Web page and app entries:
################

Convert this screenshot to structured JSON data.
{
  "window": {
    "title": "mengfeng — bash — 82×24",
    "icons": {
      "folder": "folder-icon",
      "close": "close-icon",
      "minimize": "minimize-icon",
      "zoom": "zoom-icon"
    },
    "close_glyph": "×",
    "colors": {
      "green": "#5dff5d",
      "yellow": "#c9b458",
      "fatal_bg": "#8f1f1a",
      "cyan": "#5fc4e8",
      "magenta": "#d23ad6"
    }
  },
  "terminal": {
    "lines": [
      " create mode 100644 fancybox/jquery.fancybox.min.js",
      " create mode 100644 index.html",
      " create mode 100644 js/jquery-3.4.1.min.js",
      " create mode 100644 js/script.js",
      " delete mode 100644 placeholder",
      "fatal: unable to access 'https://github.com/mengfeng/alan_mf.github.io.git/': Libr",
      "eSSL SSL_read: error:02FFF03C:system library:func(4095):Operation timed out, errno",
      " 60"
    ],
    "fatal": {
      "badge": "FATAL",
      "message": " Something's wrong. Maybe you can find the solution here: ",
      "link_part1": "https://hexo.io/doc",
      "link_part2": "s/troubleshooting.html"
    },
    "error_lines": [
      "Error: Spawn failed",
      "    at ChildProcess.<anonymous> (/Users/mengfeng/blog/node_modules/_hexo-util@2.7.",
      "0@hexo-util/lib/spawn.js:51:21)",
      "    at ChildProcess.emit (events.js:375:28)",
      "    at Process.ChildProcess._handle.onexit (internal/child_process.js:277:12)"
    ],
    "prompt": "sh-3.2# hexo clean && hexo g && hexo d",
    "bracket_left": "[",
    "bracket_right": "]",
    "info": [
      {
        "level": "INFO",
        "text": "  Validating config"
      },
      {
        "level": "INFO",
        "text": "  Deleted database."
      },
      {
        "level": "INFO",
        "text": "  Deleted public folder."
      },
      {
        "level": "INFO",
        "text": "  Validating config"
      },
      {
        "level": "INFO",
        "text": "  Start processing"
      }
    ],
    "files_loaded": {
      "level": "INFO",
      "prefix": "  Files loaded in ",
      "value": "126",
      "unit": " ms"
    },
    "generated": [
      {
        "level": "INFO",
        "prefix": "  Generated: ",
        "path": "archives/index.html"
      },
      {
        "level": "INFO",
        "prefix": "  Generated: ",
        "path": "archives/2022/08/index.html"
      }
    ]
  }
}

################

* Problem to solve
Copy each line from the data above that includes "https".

* Answer for this exercise
      "fatal: unable to access 'https://github.com/mengfeng/alan_mf.github.io.git/': Libr",
      "link_part1": "https://hexo.io/doc",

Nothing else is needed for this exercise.